It is the start of the new year, and predictions for 2021 in the media sector are out.
The annual Journalism, Media, and Technology Trends and Predictions report by the Reuters Institute suggests that 2021 will be a year of digital subscriptions. The report reveals media companies worldwide are focusing on reader revenue models, and “driving digital subscriptions was rated an important or very important revenue focus for 76%” of the sampled 234 media bosses.
Digital subscriptions are seen as the most important revenue stream for digital media, followed by display and native advertising.
In the last year, growth in digital subscriptions meant more news companies moved to the “million-mark club” — having 1 million or more digital subscribers. Last November, Gannett hit the milestone, and in January this year announced that it was aiming to have 10 million subscribers in five years’ time. Gannett owns USA Today plus 260 other dailies, and while the flagship newspaper does not have a digital subscription for its content, the option is “under consideration.”
The New York Times is leading the “million-mark club.” In November 2020, it had more than 7 million paid subscribers, of which 6 million were paying for a digital product. The company said that, “for the first time, the publisher brought more revenue from online readers than from its print subscribers.” Similarly to Gannett, it is aiming to hit 10 million digital subscriptions by 2025, but it is much closer to hitting the target than its competitor if the growth trend continues.
According to Press Gazette, other newspapers have also entered the precious club or are close to entering it. The Washington Post has more than 3 million digital subscribers, and The Wall Street Journal around 2.4 million. The Financial Times has 945,000, and News Corp in Australia has 685,000 subscriptions.
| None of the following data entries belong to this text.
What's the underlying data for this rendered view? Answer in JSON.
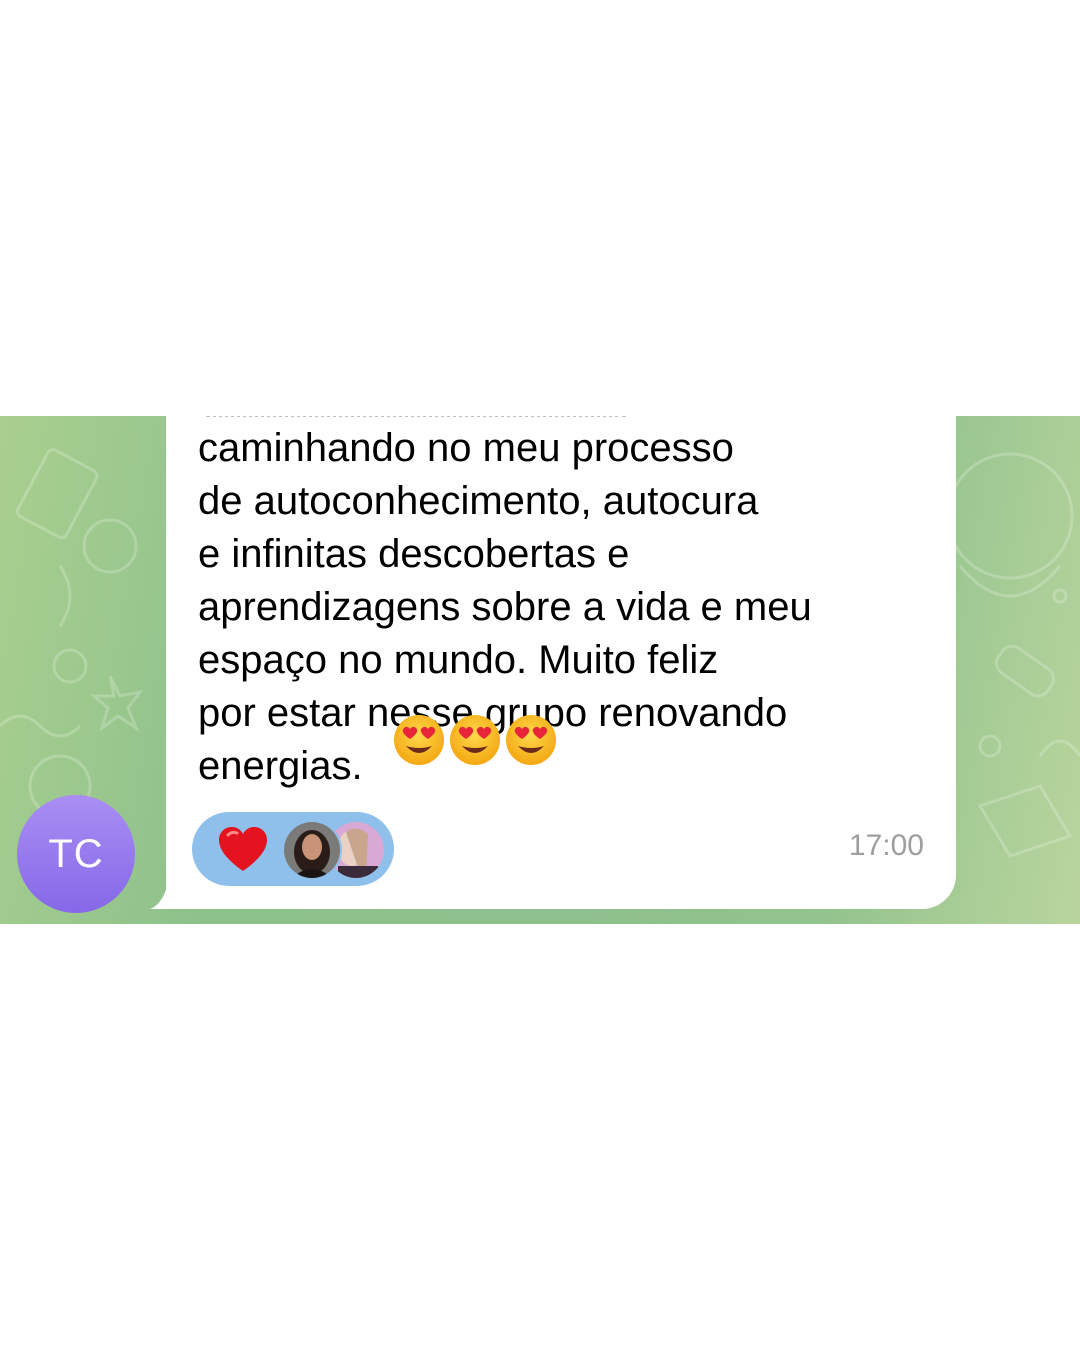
{
  "avatar": {
    "initials": "TC",
    "color_top": "#a98ef3",
    "color_bottom": "#8668e8"
  },
  "message": {
    "text": "caminhando no meu processo\nde autoconhecimento, autocura\ne infinitas descobertas e\naprendizagens sobre a vida e meu\nespaço no mundo. Muito feliz\npor estar nesse grupo renovando\nenergias.",
    "emojis": [
      "heart-eyes-emoji",
      "heart-eyes-emoji",
      "heart-eyes-emoji"
    ],
    "time": "17:00"
  },
  "reaction": {
    "icon": "red-heart-icon",
    "reactors": [
      "reactor-avatar-1",
      "reactor-avatar-2"
    ],
    "pill_color": "#8fc0ec"
  },
  "colors": {
    "wallpaper": "#8ec08d",
    "bubble": "#ffffff",
    "timestamp": "#9e9e9e"
  }
}
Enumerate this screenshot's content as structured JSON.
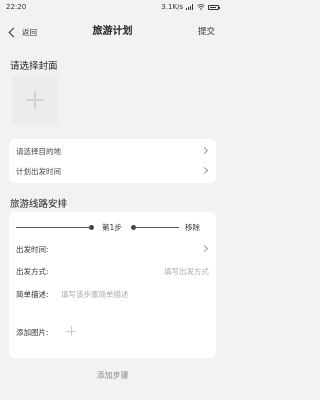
{
  "status_bar": {
    "time": "22:20",
    "net_speed": "3.1K/s"
  },
  "nav": {
    "back_label": "返回",
    "title": "旅游计划",
    "submit_label": "提交"
  },
  "cover": {
    "title": "请选择封面"
  },
  "info": {
    "destination_label": "请选择目的地",
    "departure_time_label": "计划出发时间"
  },
  "route": {
    "title": "旅游线路安排",
    "step_label": "第1步",
    "remove_label": "移除",
    "fields": {
      "departure_time_label": "出发时间:",
      "departure_method_label": "出发方式:",
      "departure_method_placeholder": "填写出发方式",
      "description_label": "简单描述:",
      "description_placeholder": "填写该步骤简单描述",
      "add_picture_label": "添加图片:"
    }
  },
  "add_step_label": "添加步骤",
  "icons": [
    "back-chevron-icon",
    "chevron-right-icon",
    "plus-icon",
    "signal-icon",
    "wifi-icon",
    "battery-icon"
  ]
}
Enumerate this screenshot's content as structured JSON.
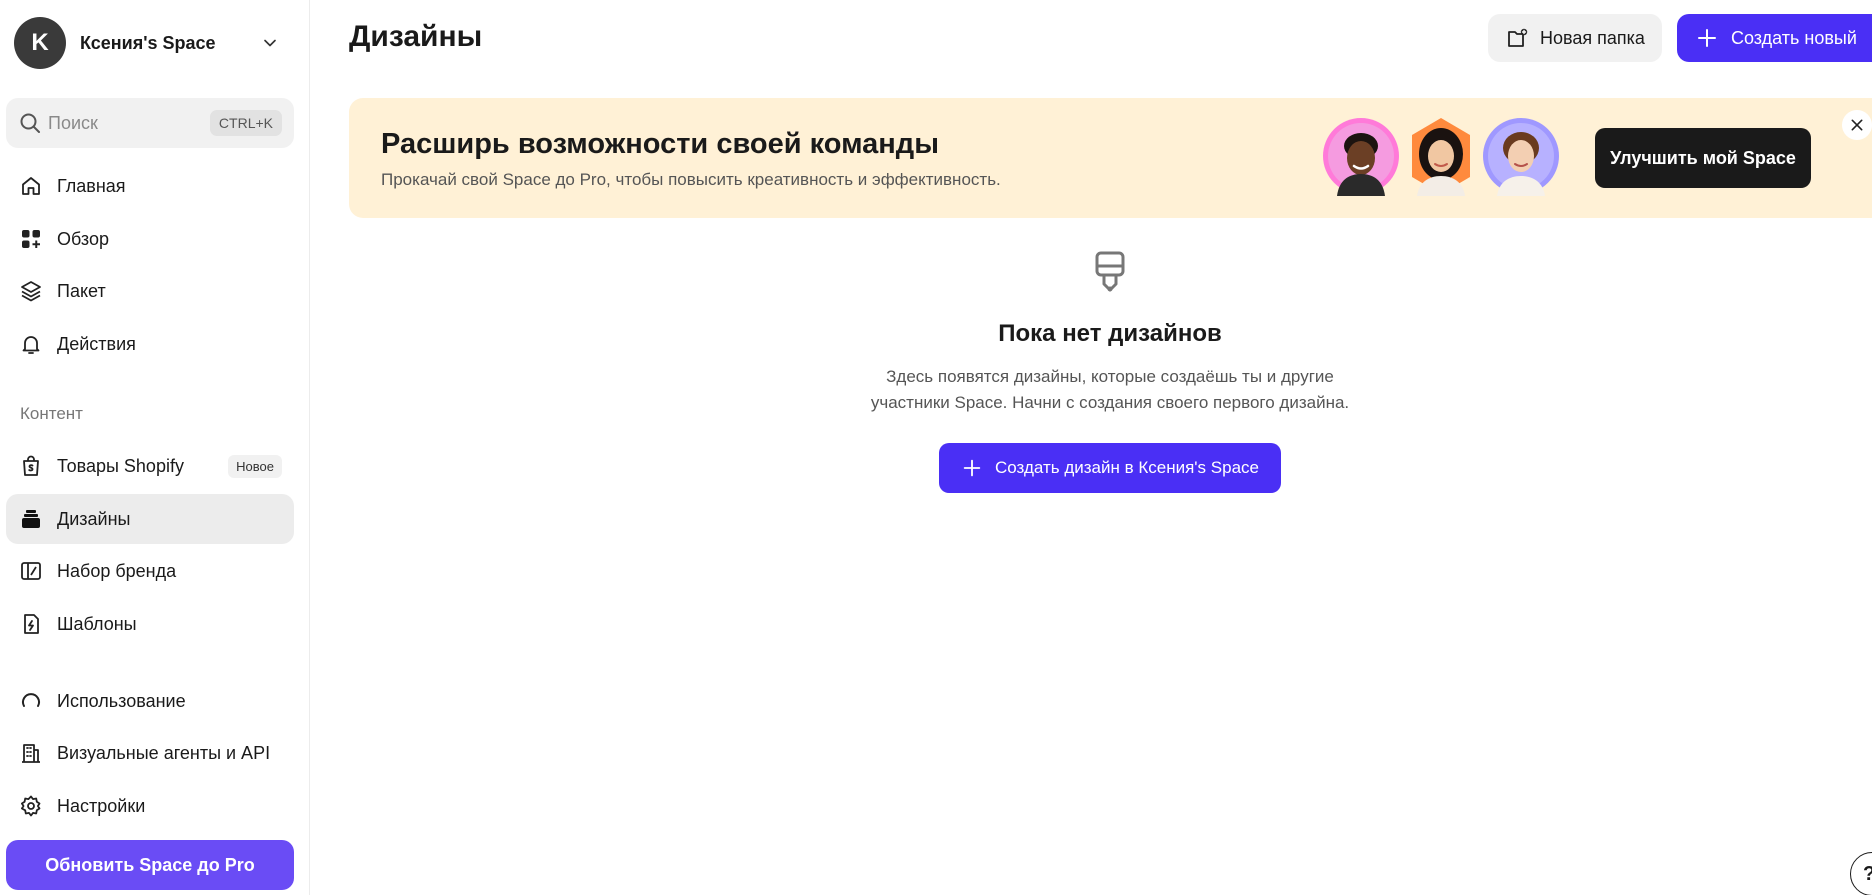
{
  "workspace": {
    "initial": "K",
    "name": "Ксения's Space"
  },
  "search": {
    "placeholder": "Поиск",
    "shortcut": "CTRL+K"
  },
  "nav_main": [
    {
      "label": "Главная",
      "icon": "home-icon"
    },
    {
      "label": "Обзор",
      "icon": "grid-icon"
    },
    {
      "label": "Пакет",
      "icon": "layers-icon"
    },
    {
      "label": "Действия",
      "icon": "bell-icon"
    }
  ],
  "content_section": {
    "label": "Контент",
    "items": [
      {
        "label": "Товары Shopify",
        "icon": "shopify-bag-icon",
        "badge": "Новое"
      },
      {
        "label": "Дизайны",
        "icon": "designs-stack-icon",
        "active": true
      },
      {
        "label": "Набор бренда",
        "icon": "brand-kit-icon"
      },
      {
        "label": "Шаблоны",
        "icon": "templates-icon"
      }
    ]
  },
  "nav_bottom": [
    {
      "label": "Использование",
      "icon": "usage-ring-icon"
    },
    {
      "label": "Визуальные агенты и API",
      "icon": "building-icon"
    },
    {
      "label": "Настройки",
      "icon": "gear-icon"
    }
  ],
  "upgrade_button": "Обновить Space до Pro",
  "header": {
    "title": "Дизайны",
    "new_folder": "Новая папка",
    "create_new": "Создать новый"
  },
  "banner": {
    "title": "Расширь возможности своей команды",
    "subtitle": "Прокачай свой Space до Pro, чтобы повысить креативность и эффективность.",
    "button": "Улучшить мой Space"
  },
  "empty_state": {
    "title": "Пока нет дизайнов",
    "description_line1": "Здесь появятся дизайны, которые создаёшь ты и другие",
    "description_line2": "участники Space. Начни с создания своего первого дизайна.",
    "button": "Создать дизайн в Ксения's Space"
  },
  "help": "?",
  "colors": {
    "primary": "#4a2ff5",
    "upgrade": "#6a4cf5",
    "banner_bg": "#fff1d6",
    "active_nav_bg": "#ececec"
  }
}
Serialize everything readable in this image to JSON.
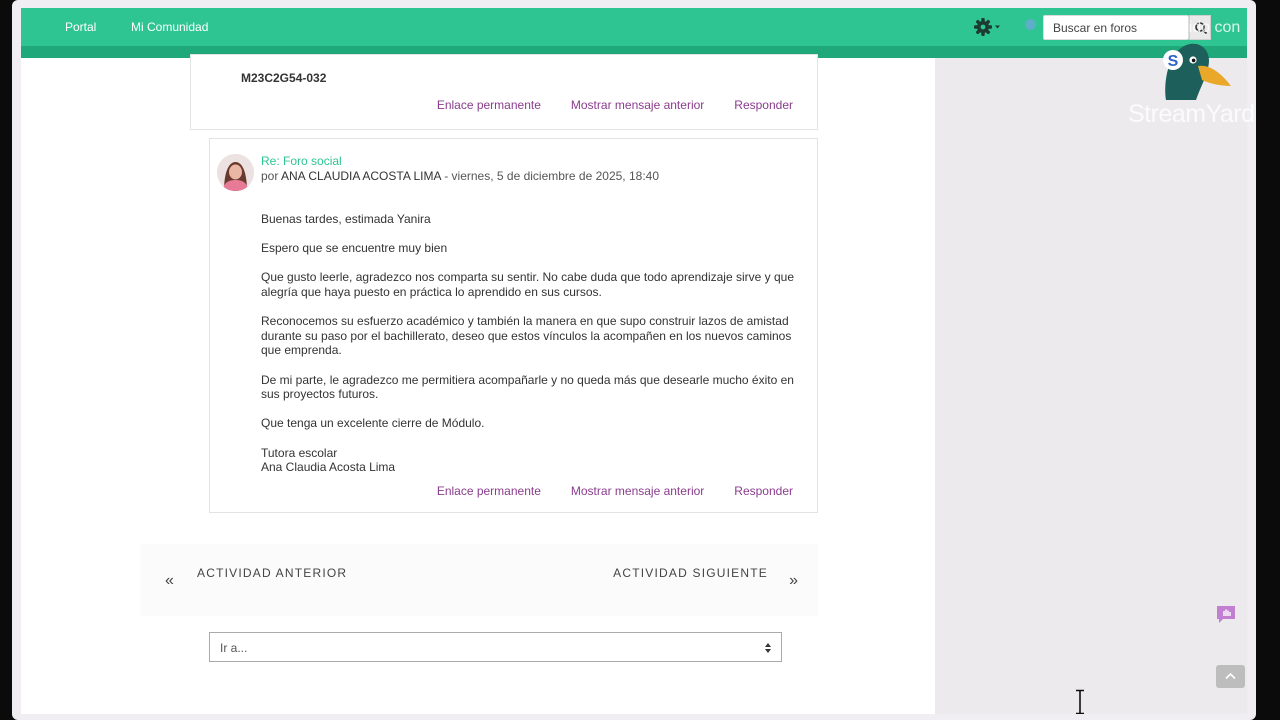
{
  "nav": {
    "links": [
      "Portal",
      "Mi Comunidad"
    ],
    "search_placeholder": "Buscar en foros",
    "icons": [
      "gear-icon",
      "search-icon"
    ]
  },
  "previous_post": {
    "course_code": "M23C2G54-032",
    "actions": [
      "Enlace permanente",
      "Mostrar mensaje anterior",
      "Responder"
    ]
  },
  "reply": {
    "subject": "Re: Foro social",
    "by_prefix": "por",
    "author": "ANA CLAUDIA ACOSTA LIMA",
    "date": "- viernes, 5 de diciembre de 2025, 18:40",
    "paragraphs": [
      "Buenas tardes, estimada Yanira",
      "Espero que se encuentre muy bien",
      "Que gusto leerle, agradezco nos comparta su sentir. No cabe duda que todo aprendizaje sirve y que alegría que haya puesto en práctica lo aprendido en sus cursos.",
      "Reconocemos su esfuerzo académico y también la manera en que supo construir lazos de amistad durante su paso por el bachillerato, deseo que estos vínculos la acompañen en los nuevos caminos que emprenda.",
      "De mi parte, le agradezco me permitiera acompañarle y no queda más que desearle mucho éxito en sus proyectos futuros.",
      "Que tenga un excelente cierre de Módulo."
    ],
    "signature": [
      "Tutora escolar",
      "Ana Claudia Acosta Lima"
    ],
    "actions": [
      "Enlace permanente",
      "Mostrar mensaje anterior",
      "Responder"
    ]
  },
  "activity_nav": {
    "prev_arrow": "«",
    "prev_label": "ACTIVIDAD ANTERIOR",
    "next_label": "ACTIVIDAD SIGUIENTE",
    "next_arrow": "»"
  },
  "jump_select": {
    "selected": "Ir a..."
  },
  "overlay": {
    "produced_text": "Producido con",
    "brand_letter": "S",
    "brand": "StreamYard"
  },
  "colors": {
    "navbar": "#2ec592",
    "navbar_band": "#1fa97a",
    "link": "#8b3c8e",
    "subject": "#2ec592"
  }
}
Additionally, The Guardian has more than 1 million subscribers or contributors, which is an achievement as it has not introduced paid digital content. Of the million, 900,000 are voluntarily paying for its digital content.
The digital transformation of newspaper groups seems to be well underway, and in 2020, the subscriptions were boosted by the COVID-19 pandemic. The big question naturally is whether the party will continue. And, if the money goes to the newspapers in the “million-mark club,” what happens with the national, regional, and local newspapers?
The COVID-19 bump offered relief for many newspaper publishers, but the Reuters report warns that “2021 is likely to be a tough time to hold on to cash-strapped customers increasingly looking for diversion and entertainment.” While this is a concern, the pandemic is far from over, and people continue to need facts and information about it, among other things.